Social, political, cultural, economic events and phenomena of a state, nation or community leave deep scars on the writers and poets of that nation. These individuals express their feelings through verbal cultural means, such as poems, requiems, novels, folk stories, myths, tales, jokes, epopees and other similar sorts of literature. Through literary genres, facts and feelings are transmitted from generation to generation. Wars are generally the primary events leading to the emergence of deep emotions. Wars are usually transmitted to humanity through the novel genre. The history of Turkish communities has passed by wars, sufferings, and oppression. Russian sovereignty had negative effect on the people in the Turkic Republics. Russian invasion caused Azerbaijani poet to write the “Çırpınırdı Karadeniz” (The Black Sea used to Swell) poem, and the World War I caused Mehmet Akif Ersoy to write the “Çanakkale Şehitlerine” (To the Martyrs of Gallipoli) poem. The Russian invasion has led Cengiz Dağcı, who is the voice of the Crimean People, to write several novels on this slavery. Dağcı, spent some of his time between the German and Russian conflict. Therefore, he reflected the deep traces of war in his novels in the best way.A great number of books, theses, articles, and presentations have been prepared about Dağcı. The author's life, work, hometown, literary personality, novels, and themes in his novels have been addressed from a scientific point of view. However, when the studies about Dağcı were examined, it was noted that Dağcı’s novel They were Human, too (Onlar da insandı) was not evaluated with a sociological approach. To address this problem, the aim of this study was to investigate "patriotism and slavery” themes in Dağcı's novel They were Human, too with a sociological approach.

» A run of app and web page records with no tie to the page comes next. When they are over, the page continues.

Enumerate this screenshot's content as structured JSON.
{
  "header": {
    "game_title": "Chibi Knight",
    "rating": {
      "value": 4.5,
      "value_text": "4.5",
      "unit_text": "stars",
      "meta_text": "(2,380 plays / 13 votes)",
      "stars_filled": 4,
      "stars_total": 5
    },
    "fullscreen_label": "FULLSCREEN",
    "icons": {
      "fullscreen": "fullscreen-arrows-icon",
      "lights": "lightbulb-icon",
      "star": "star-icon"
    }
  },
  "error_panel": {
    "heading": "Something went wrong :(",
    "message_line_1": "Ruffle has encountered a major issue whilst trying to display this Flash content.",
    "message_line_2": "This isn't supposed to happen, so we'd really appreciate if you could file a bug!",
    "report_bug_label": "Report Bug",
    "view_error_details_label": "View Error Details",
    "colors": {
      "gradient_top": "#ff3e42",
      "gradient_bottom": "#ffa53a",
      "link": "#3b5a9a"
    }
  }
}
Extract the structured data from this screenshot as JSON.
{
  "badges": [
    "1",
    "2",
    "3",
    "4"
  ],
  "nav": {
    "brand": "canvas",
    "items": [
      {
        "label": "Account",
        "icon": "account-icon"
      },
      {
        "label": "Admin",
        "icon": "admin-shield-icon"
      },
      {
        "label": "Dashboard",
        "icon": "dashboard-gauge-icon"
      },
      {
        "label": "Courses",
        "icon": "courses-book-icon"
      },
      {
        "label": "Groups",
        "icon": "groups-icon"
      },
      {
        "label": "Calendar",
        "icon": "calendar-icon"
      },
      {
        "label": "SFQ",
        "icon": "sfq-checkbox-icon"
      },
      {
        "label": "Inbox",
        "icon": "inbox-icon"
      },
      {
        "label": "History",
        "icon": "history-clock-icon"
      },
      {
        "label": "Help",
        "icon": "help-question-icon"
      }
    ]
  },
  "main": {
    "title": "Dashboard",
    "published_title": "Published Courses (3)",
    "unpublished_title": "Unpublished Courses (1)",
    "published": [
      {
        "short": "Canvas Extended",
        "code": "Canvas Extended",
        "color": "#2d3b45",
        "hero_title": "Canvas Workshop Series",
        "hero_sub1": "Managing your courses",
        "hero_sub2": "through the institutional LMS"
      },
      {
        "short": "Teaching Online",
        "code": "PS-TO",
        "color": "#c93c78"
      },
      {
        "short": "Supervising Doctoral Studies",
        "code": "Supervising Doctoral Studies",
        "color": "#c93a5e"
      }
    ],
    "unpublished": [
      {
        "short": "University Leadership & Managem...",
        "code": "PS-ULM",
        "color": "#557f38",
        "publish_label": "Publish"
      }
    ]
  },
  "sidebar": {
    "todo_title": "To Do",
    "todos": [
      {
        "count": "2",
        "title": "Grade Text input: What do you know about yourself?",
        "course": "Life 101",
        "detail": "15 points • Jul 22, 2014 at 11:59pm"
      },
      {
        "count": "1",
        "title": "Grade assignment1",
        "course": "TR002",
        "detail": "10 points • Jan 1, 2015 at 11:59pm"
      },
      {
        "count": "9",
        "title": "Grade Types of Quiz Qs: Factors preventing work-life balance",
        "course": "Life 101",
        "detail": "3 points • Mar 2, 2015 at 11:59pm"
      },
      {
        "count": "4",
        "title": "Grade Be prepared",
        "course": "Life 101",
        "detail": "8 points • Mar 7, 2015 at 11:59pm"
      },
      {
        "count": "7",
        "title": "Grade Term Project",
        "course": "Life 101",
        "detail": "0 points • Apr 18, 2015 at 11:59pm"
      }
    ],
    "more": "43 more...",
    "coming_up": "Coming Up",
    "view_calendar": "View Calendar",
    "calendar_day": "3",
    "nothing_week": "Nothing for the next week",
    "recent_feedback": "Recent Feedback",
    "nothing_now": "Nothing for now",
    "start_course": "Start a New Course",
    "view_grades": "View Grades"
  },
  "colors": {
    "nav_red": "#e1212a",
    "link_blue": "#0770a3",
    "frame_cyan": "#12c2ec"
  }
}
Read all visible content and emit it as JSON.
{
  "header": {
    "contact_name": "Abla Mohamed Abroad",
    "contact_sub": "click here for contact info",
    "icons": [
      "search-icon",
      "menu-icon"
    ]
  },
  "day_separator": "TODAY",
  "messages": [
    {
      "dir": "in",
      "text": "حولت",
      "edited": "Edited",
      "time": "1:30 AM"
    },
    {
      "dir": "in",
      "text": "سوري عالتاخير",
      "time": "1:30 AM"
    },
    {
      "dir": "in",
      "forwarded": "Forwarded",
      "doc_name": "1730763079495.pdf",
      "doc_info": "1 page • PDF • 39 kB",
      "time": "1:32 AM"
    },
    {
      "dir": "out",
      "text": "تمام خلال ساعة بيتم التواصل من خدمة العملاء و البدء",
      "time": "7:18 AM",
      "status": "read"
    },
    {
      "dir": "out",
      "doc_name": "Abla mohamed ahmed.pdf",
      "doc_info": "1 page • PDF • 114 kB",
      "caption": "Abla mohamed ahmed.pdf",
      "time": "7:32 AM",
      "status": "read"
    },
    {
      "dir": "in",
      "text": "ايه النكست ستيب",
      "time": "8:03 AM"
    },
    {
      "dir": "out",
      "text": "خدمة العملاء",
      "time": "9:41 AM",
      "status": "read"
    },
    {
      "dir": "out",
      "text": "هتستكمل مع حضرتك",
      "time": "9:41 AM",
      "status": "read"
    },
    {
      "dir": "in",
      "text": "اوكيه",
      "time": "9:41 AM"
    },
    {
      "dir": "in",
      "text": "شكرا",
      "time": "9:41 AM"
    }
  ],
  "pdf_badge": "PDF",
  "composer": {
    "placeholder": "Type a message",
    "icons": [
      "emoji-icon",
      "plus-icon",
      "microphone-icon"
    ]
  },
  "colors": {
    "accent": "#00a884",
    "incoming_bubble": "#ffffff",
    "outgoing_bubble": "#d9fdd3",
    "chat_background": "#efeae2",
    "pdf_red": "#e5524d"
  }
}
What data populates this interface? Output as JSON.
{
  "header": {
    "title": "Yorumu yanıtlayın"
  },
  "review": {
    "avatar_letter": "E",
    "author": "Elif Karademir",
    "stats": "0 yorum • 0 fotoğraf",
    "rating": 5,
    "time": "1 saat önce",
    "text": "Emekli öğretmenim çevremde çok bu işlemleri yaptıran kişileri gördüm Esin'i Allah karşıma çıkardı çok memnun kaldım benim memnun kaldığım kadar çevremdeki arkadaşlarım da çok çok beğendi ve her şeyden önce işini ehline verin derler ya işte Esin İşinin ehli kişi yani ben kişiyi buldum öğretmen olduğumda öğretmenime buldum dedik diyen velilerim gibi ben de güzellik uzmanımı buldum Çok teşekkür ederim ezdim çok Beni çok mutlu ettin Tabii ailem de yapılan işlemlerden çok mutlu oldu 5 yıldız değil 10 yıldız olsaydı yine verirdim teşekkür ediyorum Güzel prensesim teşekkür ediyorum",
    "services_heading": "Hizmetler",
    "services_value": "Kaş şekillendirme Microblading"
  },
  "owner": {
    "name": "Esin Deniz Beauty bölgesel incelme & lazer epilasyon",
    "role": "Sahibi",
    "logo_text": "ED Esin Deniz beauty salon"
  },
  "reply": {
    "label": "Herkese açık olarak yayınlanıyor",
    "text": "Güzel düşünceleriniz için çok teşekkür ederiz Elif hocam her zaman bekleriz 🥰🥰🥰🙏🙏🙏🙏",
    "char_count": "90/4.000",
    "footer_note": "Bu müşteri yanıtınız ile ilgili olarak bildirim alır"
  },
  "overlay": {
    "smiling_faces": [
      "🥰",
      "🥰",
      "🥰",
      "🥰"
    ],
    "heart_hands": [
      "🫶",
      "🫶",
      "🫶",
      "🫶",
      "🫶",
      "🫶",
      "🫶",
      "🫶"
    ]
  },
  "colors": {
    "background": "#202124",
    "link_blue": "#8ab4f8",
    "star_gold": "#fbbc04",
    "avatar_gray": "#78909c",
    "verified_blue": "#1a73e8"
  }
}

Cengiz Dağcı, Kolkhoz, Sociology of Literatüre, Love of Country